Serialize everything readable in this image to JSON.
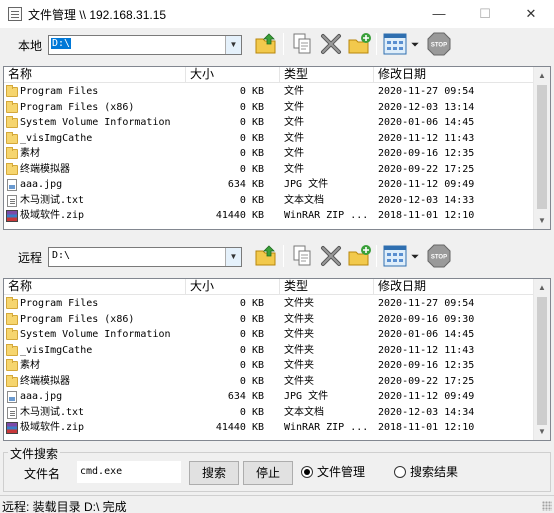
{
  "window": {
    "title": "文件管理 \\\\ 192.168.31.15",
    "min_glyph": "—",
    "max_glyph": "☐",
    "close_glyph": "✕"
  },
  "local": {
    "label": "本地",
    "path": "D:\\"
  },
  "remote": {
    "label": "远程",
    "path": "D:\\"
  },
  "toolbar": {
    "icons": [
      "folder-up-icon",
      "copy-icon",
      "delete-icon",
      "new-folder-icon",
      "view-mode-icon",
      "view-dropdown-icon",
      "stop-icon"
    ],
    "stop_label": "STOP"
  },
  "columns": {
    "name": "名称",
    "size": "大小",
    "type": "类型",
    "date": "修改日期"
  },
  "local_files": [
    {
      "icon": "folder",
      "name": "Program Files",
      "size": "0 KB",
      "type": "文件",
      "date": "2020-11-27 09:54"
    },
    {
      "icon": "folder",
      "name": "Program Files (x86)",
      "size": "0 KB",
      "type": "文件",
      "date": "2020-12-03 13:14"
    },
    {
      "icon": "folder",
      "name": "System Volume Information",
      "size": "0 KB",
      "type": "文件",
      "date": "2020-01-06 14:45"
    },
    {
      "icon": "folder",
      "name": "_visImgCathe",
      "size": "0 KB",
      "type": "文件",
      "date": "2020-11-12 11:43"
    },
    {
      "icon": "folder",
      "name": "素材",
      "size": "0 KB",
      "type": "文件",
      "date": "2020-09-16 12:35"
    },
    {
      "icon": "folder",
      "name": "终端模拟器",
      "size": "0 KB",
      "type": "文件",
      "date": "2020-09-22 17:25"
    },
    {
      "icon": "image",
      "name": "aaa.jpg",
      "size": "634 KB",
      "type": "JPG 文件",
      "date": "2020-11-12 09:49"
    },
    {
      "icon": "text",
      "name": "木马测试.txt",
      "size": "0 KB",
      "type": "文本文档",
      "date": "2020-12-03 14:33"
    },
    {
      "icon": "zip",
      "name": "极域软件.zip",
      "size": "41440 KB",
      "type": "WinRAR ZIP ...",
      "date": "2018-11-01 12:10"
    }
  ],
  "remote_files": [
    {
      "icon": "folder",
      "name": "Program Files",
      "size": "0 KB",
      "type": "文件夹",
      "date": "2020-11-27 09:54"
    },
    {
      "icon": "folder",
      "name": "Program Files (x86)",
      "size": "0 KB",
      "type": "文件夹",
      "date": "2020-09-16 09:30"
    },
    {
      "icon": "folder",
      "name": "System Volume Information",
      "size": "0 KB",
      "type": "文件夹",
      "date": "2020-01-06 14:45"
    },
    {
      "icon": "folder",
      "name": "_visImgCathe",
      "size": "0 KB",
      "type": "文件夹",
      "date": "2020-11-12 11:43"
    },
    {
      "icon": "folder",
      "name": "素材",
      "size": "0 KB",
      "type": "文件夹",
      "date": "2020-09-16 12:35"
    },
    {
      "icon": "folder",
      "name": "终端模拟器",
      "size": "0 KB",
      "type": "文件夹",
      "date": "2020-09-22 17:25"
    },
    {
      "icon": "image",
      "name": "aaa.jpg",
      "size": "634 KB",
      "type": "JPG 文件",
      "date": "2020-11-12 09:49"
    },
    {
      "icon": "text",
      "name": "木马测试.txt",
      "size": "0 KB",
      "type": "文本文档",
      "date": "2020-12-03 14:34"
    },
    {
      "icon": "zip",
      "name": "极域软件.zip",
      "size": "41440 KB",
      "type": "WinRAR ZIP ...",
      "date": "2018-11-01 12:10"
    }
  ],
  "search": {
    "group_label": "文件搜索",
    "filename_label": "文件名",
    "filename_value": "cmd.exe",
    "search_button": "搜索",
    "stop_button": "停止",
    "radio_file_manager": "文件管理",
    "radio_search_results": "搜索结果",
    "selected": "file_manager"
  },
  "status": {
    "text": "远程: 装载目录 D:\\ 完成"
  },
  "colors": {
    "selection": "#0078d7",
    "folder": "#f6d56e",
    "toolbar_green": "#3aa03a",
    "toolbar_yellow": "#f0c020"
  }
}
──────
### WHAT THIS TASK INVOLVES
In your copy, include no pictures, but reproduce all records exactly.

### EXERCISE ANSWER
Serialize everything readable in this image to JSON.
{
  "window": {
    "title": "文件管理 \\\\ 192.168.31.15",
    "min_glyph": "—",
    "max_glyph": "☐",
    "close_glyph": "✕"
  },
  "local": {
    "label": "本地",
    "path": "D:\\"
  },
  "remote": {
    "label": "远程",
    "path": "D:\\"
  },
  "toolbar": {
    "icons": [
      "folder-up-icon",
      "copy-icon",
      "delete-icon",
      "new-folder-icon",
      "view-mode-icon",
      "view-dropdown-icon",
      "stop-icon"
    ],
    "stop_label": "STOP"
  },
  "columns": {
    "name": "名称",
    "size": "大小",
    "type": "类型",
    "date": "修改日期"
  },
  "local_files": [
    {
      "icon": "folder",
      "name": "Program Files",
      "size": "0 KB",
      "type": "文件",
      "date": "2020-11-27 09:54"
    },
    {
      "icon": "folder",
      "name": "Program Files (x86)",
      "size": "0 KB",
      "type": "文件",
      "date": "2020-12-03 13:14"
    },
    {
      "icon": "folder",
      "name": "System Volume Information",
      "size": "0 KB",
      "type": "文件",
      "date": "2020-01-06 14:45"
    },
    {
      "icon": "folder",
      "name": "_visImgCathe",
      "size": "0 KB",
      "type": "文件",
      "date": "2020-11-12 11:43"
    },
    {
      "icon": "folder",
      "name": "素材",
      "size": "0 KB",
      "type": "文件",
      "date": "2020-09-16 12:35"
    },
    {
      "icon": "folder",
      "name": "终端模拟器",
      "size": "0 KB",
      "type": "文件",
      "date": "2020-09-22 17:25"
    },
    {
      "icon": "image",
      "name": "aaa.jpg",
      "size": "634 KB",
      "type": "JPG 文件",
      "date": "2020-11-12 09:49"
    },
    {
      "icon": "text",
      "name": "木马测试.txt",
      "size": "0 KB",
      "type": "文本文档",
      "date": "2020-12-03 14:33"
    },
    {
      "icon": "zip",
      "name": "极域软件.zip",
      "size": "41440 KB",
      "type": "WinRAR ZIP ...",
      "date": "2018-11-01 12:10"
    }
  ],
  "remote_files": [
    {
      "icon": "folder",
      "name": "Program Files",
      "size": "0 KB",
      "type": "文件夹",
      "date": "2020-11-27 09:54"
    },
    {
      "icon": "folder",
      "name": "Program Files (x86)",
      "size": "0 KB",
      "type": "文件夹",
      "date": "2020-09-16 09:30"
    },
    {
      "icon": "folder",
      "name": "System Volume Information",
      "size": "0 KB",
      "type": "文件夹",
      "date": "2020-01-06 14:45"
    },
    {
      "icon": "folder",
      "name": "_visImgCathe",
      "size": "0 KB",
      "type": "文件夹",
      "date": "2020-11-12 11:43"
    },
    {
      "icon": "folder",
      "name": "素材",
      "size": "0 KB",
      "type": "文件夹",
      "date": "2020-09-16 12:35"
    },
    {
      "icon": "folder",
      "name": "终端模拟器",
      "size": "0 KB",
      "type": "文件夹",
      "date": "2020-09-22 17:25"
    },
    {
      "icon": "image",
      "name": "aaa.jpg",
      "size": "634 KB",
      "type": "JPG 文件",
      "date": "2020-11-12 09:49"
    },
    {
      "icon": "text",
      "name": "木马测试.txt",
      "size": "0 KB",
      "type": "文本文档",
      "date": "2020-12-03 14:34"
    },
    {
      "icon": "zip",
      "name": "极域软件.zip",
      "size": "41440 KB",
      "type": "WinRAR ZIP ...",
      "date": "2018-11-01 12:10"
    }
  ],
  "search": {
    "group_label": "文件搜索",
    "filename_label": "文件名",
    "filename_value": "cmd.exe",
    "search_button": "搜索",
    "stop_button": "停止",
    "radio_file_manager": "文件管理",
    "radio_search_results": "搜索结果",
    "selected": "file_manager"
  },
  "status": {
    "text": "远程: 装载目录 D:\\ 完成"
  },
  "colors": {
    "selection": "#0078d7",
    "folder": "#f6d56e",
    "toolbar_green": "#3aa03a",
    "toolbar_yellow": "#f0c020"
  }
}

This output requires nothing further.